▸ **Work instruction**
Whenever a line in the following entries includes "mbtmdm", tally it. Report nothing except the final count.

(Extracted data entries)
------------------------------------------------------------------------
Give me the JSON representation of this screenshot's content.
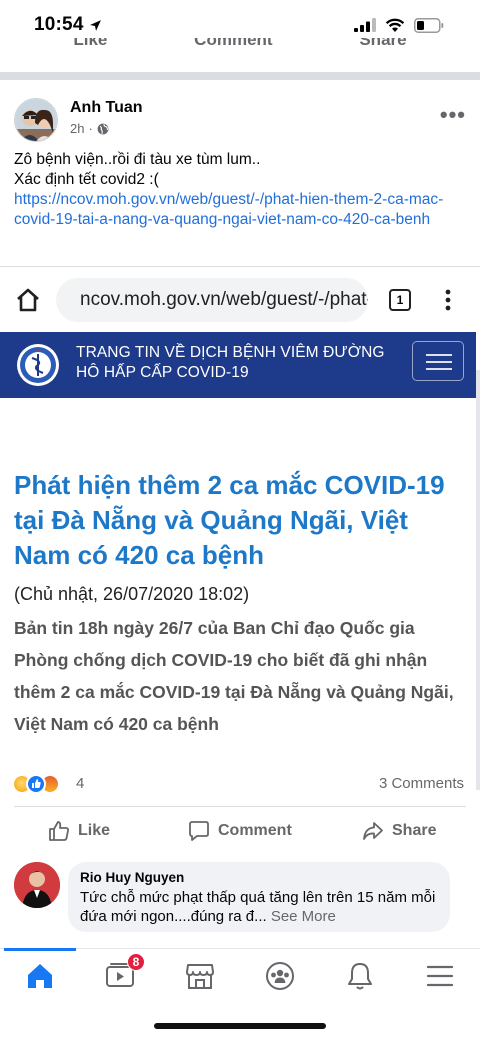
{
  "status_bar": {
    "time": "10:54"
  },
  "previous_post_actions": {
    "like": "Like",
    "comment": "Comment",
    "share": "Share"
  },
  "post": {
    "author": "Anh Tuan",
    "time": "2h",
    "text_line1": "Zô bệnh viện..rồi đi tàu xe tùm lum..",
    "text_line2": "Xác định tết covid2 :(",
    "link": "https://ncov.moh.gov.vn/web/guest/-/phat-hien-them-2-ca-mac-covid-19-tai-a-nang-va-quang-ngai-viet-nam-co-420-ca-benh"
  },
  "browser": {
    "url": "ncov.moh.gov.vn/web/guest/-/phat-hien",
    "tab_count": "1"
  },
  "site": {
    "title": "TRANG TIN VỀ DỊCH BỆNH VIÊM ĐƯỜNG HÔ HẤP CẤP COVID-19"
  },
  "article": {
    "title": "Phát hiện thêm 2 ca mắc COVID-19 tại Đà Nẵng và Quảng Ngãi, Việt Nam có 420 ca bệnh",
    "date": "(Chủ nhật, 26/07/2020 18:02)",
    "lead": "Bản tin 18h ngày 26/7 của Ban Chỉ đạo Quốc gia Phòng chống dịch COVID-19 cho biết đã ghi nhận thêm 2 ca mắc COVID-19 tại Đà Nẵng và Quảng Ngãi, Việt Nam có 420 ca bệnh"
  },
  "engagement": {
    "reaction_count": "4",
    "comments": "3 Comments",
    "reactions": [
      "sad",
      "like",
      "angry"
    ]
  },
  "actions": {
    "like": "Like",
    "comment": "Comment",
    "share": "Share"
  },
  "comment": {
    "author": "Rio Huy Nguyen",
    "text": "Tức chỗ mức phạt thấp quá tăng lên trên 15 năm mỗi đứa mới ngon....đúng ra đ...",
    "see_more": "See More"
  },
  "tabbar": {
    "tabs": [
      "home-icon",
      "watch-icon",
      "marketplace-icon",
      "groups-icon",
      "notifications-icon",
      "menu-icon"
    ],
    "watch_badge": "8",
    "active_tab": "home-icon"
  },
  "colors": {
    "facebook_blue": "#1877f2",
    "site_header": "#1e3a8a",
    "article_title": "#1e78c8",
    "link": "#216fdb",
    "badge": "#e41e3f"
  }
}
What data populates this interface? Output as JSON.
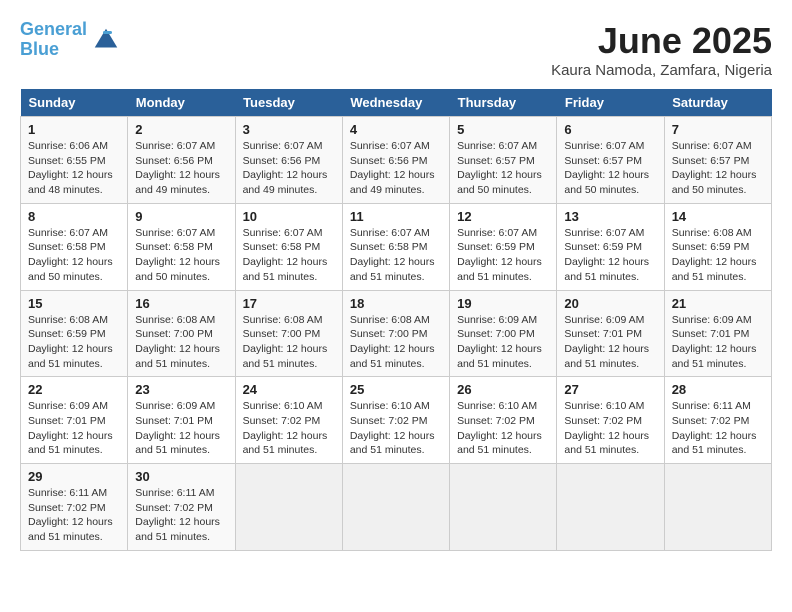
{
  "header": {
    "logo_line1": "General",
    "logo_line2": "Blue",
    "month": "June 2025",
    "location": "Kaura Namoda, Zamfara, Nigeria"
  },
  "weekdays": [
    "Sunday",
    "Monday",
    "Tuesday",
    "Wednesday",
    "Thursday",
    "Friday",
    "Saturday"
  ],
  "weeks": [
    [
      {
        "day": "1",
        "info": "Sunrise: 6:06 AM\nSunset: 6:55 PM\nDaylight: 12 hours\nand 48 minutes."
      },
      {
        "day": "2",
        "info": "Sunrise: 6:07 AM\nSunset: 6:56 PM\nDaylight: 12 hours\nand 49 minutes."
      },
      {
        "day": "3",
        "info": "Sunrise: 6:07 AM\nSunset: 6:56 PM\nDaylight: 12 hours\nand 49 minutes."
      },
      {
        "day": "4",
        "info": "Sunrise: 6:07 AM\nSunset: 6:56 PM\nDaylight: 12 hours\nand 49 minutes."
      },
      {
        "day": "5",
        "info": "Sunrise: 6:07 AM\nSunset: 6:57 PM\nDaylight: 12 hours\nand 50 minutes."
      },
      {
        "day": "6",
        "info": "Sunrise: 6:07 AM\nSunset: 6:57 PM\nDaylight: 12 hours\nand 50 minutes."
      },
      {
        "day": "7",
        "info": "Sunrise: 6:07 AM\nSunset: 6:57 PM\nDaylight: 12 hours\nand 50 minutes."
      }
    ],
    [
      {
        "day": "8",
        "info": "Sunrise: 6:07 AM\nSunset: 6:58 PM\nDaylight: 12 hours\nand 50 minutes."
      },
      {
        "day": "9",
        "info": "Sunrise: 6:07 AM\nSunset: 6:58 PM\nDaylight: 12 hours\nand 50 minutes."
      },
      {
        "day": "10",
        "info": "Sunrise: 6:07 AM\nSunset: 6:58 PM\nDaylight: 12 hours\nand 51 minutes."
      },
      {
        "day": "11",
        "info": "Sunrise: 6:07 AM\nSunset: 6:58 PM\nDaylight: 12 hours\nand 51 minutes."
      },
      {
        "day": "12",
        "info": "Sunrise: 6:07 AM\nSunset: 6:59 PM\nDaylight: 12 hours\nand 51 minutes."
      },
      {
        "day": "13",
        "info": "Sunrise: 6:07 AM\nSunset: 6:59 PM\nDaylight: 12 hours\nand 51 minutes."
      },
      {
        "day": "14",
        "info": "Sunrise: 6:08 AM\nSunset: 6:59 PM\nDaylight: 12 hours\nand 51 minutes."
      }
    ],
    [
      {
        "day": "15",
        "info": "Sunrise: 6:08 AM\nSunset: 6:59 PM\nDaylight: 12 hours\nand 51 minutes."
      },
      {
        "day": "16",
        "info": "Sunrise: 6:08 AM\nSunset: 7:00 PM\nDaylight: 12 hours\nand 51 minutes."
      },
      {
        "day": "17",
        "info": "Sunrise: 6:08 AM\nSunset: 7:00 PM\nDaylight: 12 hours\nand 51 minutes."
      },
      {
        "day": "18",
        "info": "Sunrise: 6:08 AM\nSunset: 7:00 PM\nDaylight: 12 hours\nand 51 minutes."
      },
      {
        "day": "19",
        "info": "Sunrise: 6:09 AM\nSunset: 7:00 PM\nDaylight: 12 hours\nand 51 minutes."
      },
      {
        "day": "20",
        "info": "Sunrise: 6:09 AM\nSunset: 7:01 PM\nDaylight: 12 hours\nand 51 minutes."
      },
      {
        "day": "21",
        "info": "Sunrise: 6:09 AM\nSunset: 7:01 PM\nDaylight: 12 hours\nand 51 minutes."
      }
    ],
    [
      {
        "day": "22",
        "info": "Sunrise: 6:09 AM\nSunset: 7:01 PM\nDaylight: 12 hours\nand 51 minutes."
      },
      {
        "day": "23",
        "info": "Sunrise: 6:09 AM\nSunset: 7:01 PM\nDaylight: 12 hours\nand 51 minutes."
      },
      {
        "day": "24",
        "info": "Sunrise: 6:10 AM\nSunset: 7:02 PM\nDaylight: 12 hours\nand 51 minutes."
      },
      {
        "day": "25",
        "info": "Sunrise: 6:10 AM\nSunset: 7:02 PM\nDaylight: 12 hours\nand 51 minutes."
      },
      {
        "day": "26",
        "info": "Sunrise: 6:10 AM\nSunset: 7:02 PM\nDaylight: 12 hours\nand 51 minutes."
      },
      {
        "day": "27",
        "info": "Sunrise: 6:10 AM\nSunset: 7:02 PM\nDaylight: 12 hours\nand 51 minutes."
      },
      {
        "day": "28",
        "info": "Sunrise: 6:11 AM\nSunset: 7:02 PM\nDaylight: 12 hours\nand 51 minutes."
      }
    ],
    [
      {
        "day": "29",
        "info": "Sunrise: 6:11 AM\nSunset: 7:02 PM\nDaylight: 12 hours\nand 51 minutes."
      },
      {
        "day": "30",
        "info": "Sunrise: 6:11 AM\nSunset: 7:02 PM\nDaylight: 12 hours\nand 51 minutes."
      },
      {
        "day": "",
        "info": ""
      },
      {
        "day": "",
        "info": ""
      },
      {
        "day": "",
        "info": ""
      },
      {
        "day": "",
        "info": ""
      },
      {
        "day": "",
        "info": ""
      }
    ]
  ]
}
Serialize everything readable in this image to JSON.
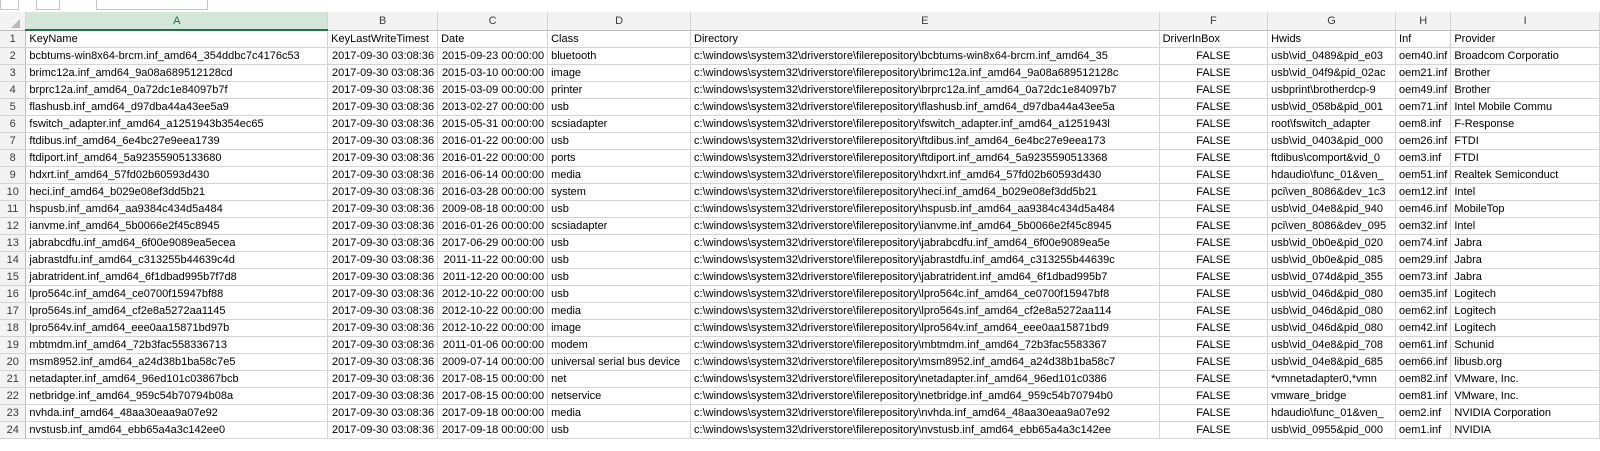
{
  "columns": [
    "A",
    "B",
    "C",
    "D",
    "E",
    "F",
    "G",
    "H",
    "I"
  ],
  "selected_column": "A",
  "headers": [
    "KeyName",
    "KeyLastWriteTimest",
    "Date",
    "Class",
    "Directory",
    "DriverInBox",
    "Hwids",
    "Inf",
    "Provider"
  ],
  "rows": [
    [
      "bcbtums-win8x64-brcm.inf_amd64_354ddbc7c4176c53",
      "2017-09-30 03:08:36",
      "2015-09-23 00:00:00",
      "bluetooth",
      "c:\\windows\\system32\\driverstore\\filerepository\\bcbtums-win8x64-brcm.inf_amd64_35",
      "FALSE",
      "usb\\vid_0489&pid_e03",
      "oem40.inf",
      "Broadcom Corporatio"
    ],
    [
      "brimc12a.inf_amd64_9a08a689512128cd",
      "2017-09-30 03:08:36",
      "2015-03-10 00:00:00",
      "image",
      "c:\\windows\\system32\\driverstore\\filerepository\\brimc12a.inf_amd64_9a08a689512128c",
      "FALSE",
      "usb\\vid_04f9&pid_02ac",
      "oem21.inf",
      "Brother"
    ],
    [
      "brprc12a.inf_amd64_0a72dc1e84097b7f",
      "2017-09-30 03:08:36",
      "2015-03-09 00:00:00",
      "printer",
      "c:\\windows\\system32\\driverstore\\filerepository\\brprc12a.inf_amd64_0a72dc1e84097b7",
      "FALSE",
      "usbprint\\brotherdcp-9",
      "oem49.inf",
      "Brother"
    ],
    [
      "flashusb.inf_amd64_d97dba44a43ee5a9",
      "2017-09-30 03:08:36",
      "2013-02-27 00:00:00",
      "usb",
      "c:\\windows\\system32\\driverstore\\filerepository\\flashusb.inf_amd64_d97dba44a43ee5a",
      "FALSE",
      "usb\\vid_058b&pid_001",
      "oem71.inf",
      "Intel Mobile Commu"
    ],
    [
      "fswitch_adapter.inf_amd64_a1251943b354ec65",
      "2017-09-30 03:08:36",
      "2015-05-31 00:00:00",
      "scsiadapter",
      "c:\\windows\\system32\\driverstore\\filerepository\\fswitch_adapter.inf_amd64_a1251943l",
      "FALSE",
      "root\\fswitch_adapter",
      "oem8.inf",
      "F-Response"
    ],
    [
      "ftdibus.inf_amd64_6e4bc27e9eea1739",
      "2017-09-30 03:08:36",
      "2016-01-22 00:00:00",
      "usb",
      "c:\\windows\\system32\\driverstore\\filerepository\\ftdibus.inf_amd64_6e4bc27e9eea173",
      "FALSE",
      "usb\\vid_0403&pid_000",
      "oem26.inf",
      "FTDI"
    ],
    [
      "ftdiport.inf_amd64_5a92355905133680",
      "2017-09-30 03:08:36",
      "2016-01-22 00:00:00",
      "ports",
      "c:\\windows\\system32\\driverstore\\filerepository\\ftdiport.inf_amd64_5a9235590513368",
      "FALSE",
      "ftdibus\\comport&vid_0",
      "oem3.inf",
      "FTDI"
    ],
    [
      "hdxrt.inf_amd64_57fd02b60593d430",
      "2017-09-30 03:08:36",
      "2016-06-14 00:00:00",
      "media",
      "c:\\windows\\system32\\driverstore\\filerepository\\hdxrt.inf_amd64_57fd02b60593d430",
      "FALSE",
      "hdaudio\\func_01&ven_",
      "oem51.inf",
      "Realtek Semiconduct"
    ],
    [
      "heci.inf_amd64_b029e08ef3dd5b21",
      "2017-09-30 03:08:36",
      "2016-03-28 00:00:00",
      "system",
      "c:\\windows\\system32\\driverstore\\filerepository\\heci.inf_amd64_b029e08ef3dd5b21",
      "FALSE",
      "pci\\ven_8086&dev_1c3",
      "oem12.inf",
      "Intel"
    ],
    [
      "hspusb.inf_amd64_aa9384c434d5a484",
      "2017-09-30 03:08:36",
      "2009-08-18 00:00:00",
      "usb",
      "c:\\windows\\system32\\driverstore\\filerepository\\hspusb.inf_amd64_aa9384c434d5a484",
      "FALSE",
      "usb\\vid_04e8&pid_940",
      "oem46.inf",
      "MobileTop"
    ],
    [
      "ianvme.inf_amd64_5b0066e2f45c8945",
      "2017-09-30 03:08:36",
      "2016-01-26 00:00:00",
      "scsiadapter",
      "c:\\windows\\system32\\driverstore\\filerepository\\ianvme.inf_amd64_5b0066e2f45c8945",
      "FALSE",
      "pci\\ven_8086&dev_095",
      "oem32.inf",
      "Intel"
    ],
    [
      "jabrabcdfu.inf_amd64_6f00e9089ea5ecea",
      "2017-09-30 03:08:36",
      "2017-06-29 00:00:00",
      "usb",
      "c:\\windows\\system32\\driverstore\\filerepository\\jabrabcdfu.inf_amd64_6f00e9089ea5e",
      "FALSE",
      "usb\\vid_0b0e&pid_020",
      "oem74.inf",
      "Jabra"
    ],
    [
      "jabrastdfu.inf_amd64_c313255b44639c4d",
      "2017-09-30 03:08:36",
      "2011-11-22 00:00:00",
      "usb",
      "c:\\windows\\system32\\driverstore\\filerepository\\jabrastdfu.inf_amd64_c313255b44639c",
      "FALSE",
      "usb\\vid_0b0e&pid_085",
      "oem29.inf",
      "Jabra"
    ],
    [
      "jabratrident.inf_amd64_6f1dbad995b7f7d8",
      "2017-09-30 03:08:36",
      "2011-12-20 00:00:00",
      "usb",
      "c:\\windows\\system32\\driverstore\\filerepository\\jabratrident.inf_amd64_6f1dbad995b7",
      "FALSE",
      "usb\\vid_074d&pid_355",
      "oem73.inf",
      "Jabra"
    ],
    [
      "lpro564c.inf_amd64_ce0700f15947bf88",
      "2017-09-30 03:08:36",
      "2012-10-22 00:00:00",
      "usb",
      "c:\\windows\\system32\\driverstore\\filerepository\\lpro564c.inf_amd64_ce0700f15947bf8",
      "FALSE",
      "usb\\vid_046d&pid_080",
      "oem35.inf",
      "Logitech"
    ],
    [
      "lpro564s.inf_amd64_cf2e8a5272aa1145",
      "2017-09-30 03:08:36",
      "2012-10-22 00:00:00",
      "media",
      "c:\\windows\\system32\\driverstore\\filerepository\\lpro564s.inf_amd64_cf2e8a5272aa114",
      "FALSE",
      "usb\\vid_046d&pid_080",
      "oem62.inf",
      "Logitech"
    ],
    [
      "lpro564v.inf_amd64_eee0aa15871bd97b",
      "2017-09-30 03:08:36",
      "2012-10-22 00:00:00",
      "image",
      "c:\\windows\\system32\\driverstore\\filerepository\\lpro564v.inf_amd64_eee0aa15871bd9",
      "FALSE",
      "usb\\vid_046d&pid_080",
      "oem42.inf",
      "Logitech"
    ],
    [
      "mbtmdm.inf_amd64_72b3fac558336713",
      "2017-09-30 03:08:36",
      "2011-01-06 00:00:00",
      "modem",
      "c:\\windows\\system32\\driverstore\\filerepository\\mbtmdm.inf_amd64_72b3fac5583367",
      "FALSE",
      "usb\\vid_04e8&pid_708",
      "oem61.inf",
      "Schunid"
    ],
    [
      "msm8952.inf_amd64_a24d38b1ba58c7e5",
      "2017-09-30 03:08:36",
      "2009-07-14 00:00:00",
      "universal serial bus device",
      "c:\\windows\\system32\\driverstore\\filerepository\\msm8952.inf_amd64_a24d38b1ba58c7",
      "FALSE",
      "usb\\vid_04e8&pid_685",
      "oem66.inf",
      "libusb.org"
    ],
    [
      "netadapter.inf_amd64_96ed101c03867bcb",
      "2017-09-30 03:08:36",
      "2017-08-15 00:00:00",
      "net",
      "c:\\windows\\system32\\driverstore\\filerepository\\netadapter.inf_amd64_96ed101c0386",
      "FALSE",
      "*vmnetadapter0,*vmn",
      "oem82.inf",
      "VMware, Inc."
    ],
    [
      "netbridge.inf_amd64_959c54b70794b08a",
      "2017-09-30 03:08:36",
      "2017-08-15 00:00:00",
      "netservice",
      "c:\\windows\\system32\\driverstore\\filerepository\\netbridge.inf_amd64_959c54b70794b0",
      "FALSE",
      "vmware_bridge",
      "oem81.inf",
      "VMware, Inc."
    ],
    [
      "nvhda.inf_amd64_48aa30eaa9a07e92",
      "2017-09-30 03:08:36",
      "2017-09-18 00:00:00",
      "media",
      "c:\\windows\\system32\\driverstore\\filerepository\\nvhda.inf_amd64_48aa30eaa9a07e92",
      "FALSE",
      "hdaudio\\func_01&ven_",
      "oem2.inf",
      "NVIDIA Corporation"
    ],
    [
      "nvstusb.inf_amd64_ebb65a4a3c142ee0",
      "2017-09-30 03:08:36",
      "2017-09-18 00:00:00",
      "usb",
      "c:\\windows\\system32\\driverstore\\filerepository\\nvstusb.inf_amd64_ebb65a4a3c142ee",
      "FALSE",
      "usb\\vid_0955&pid_000",
      "oem1.inf",
      "NVIDIA"
    ]
  ]
}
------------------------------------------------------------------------
▸ **Worked solution**
2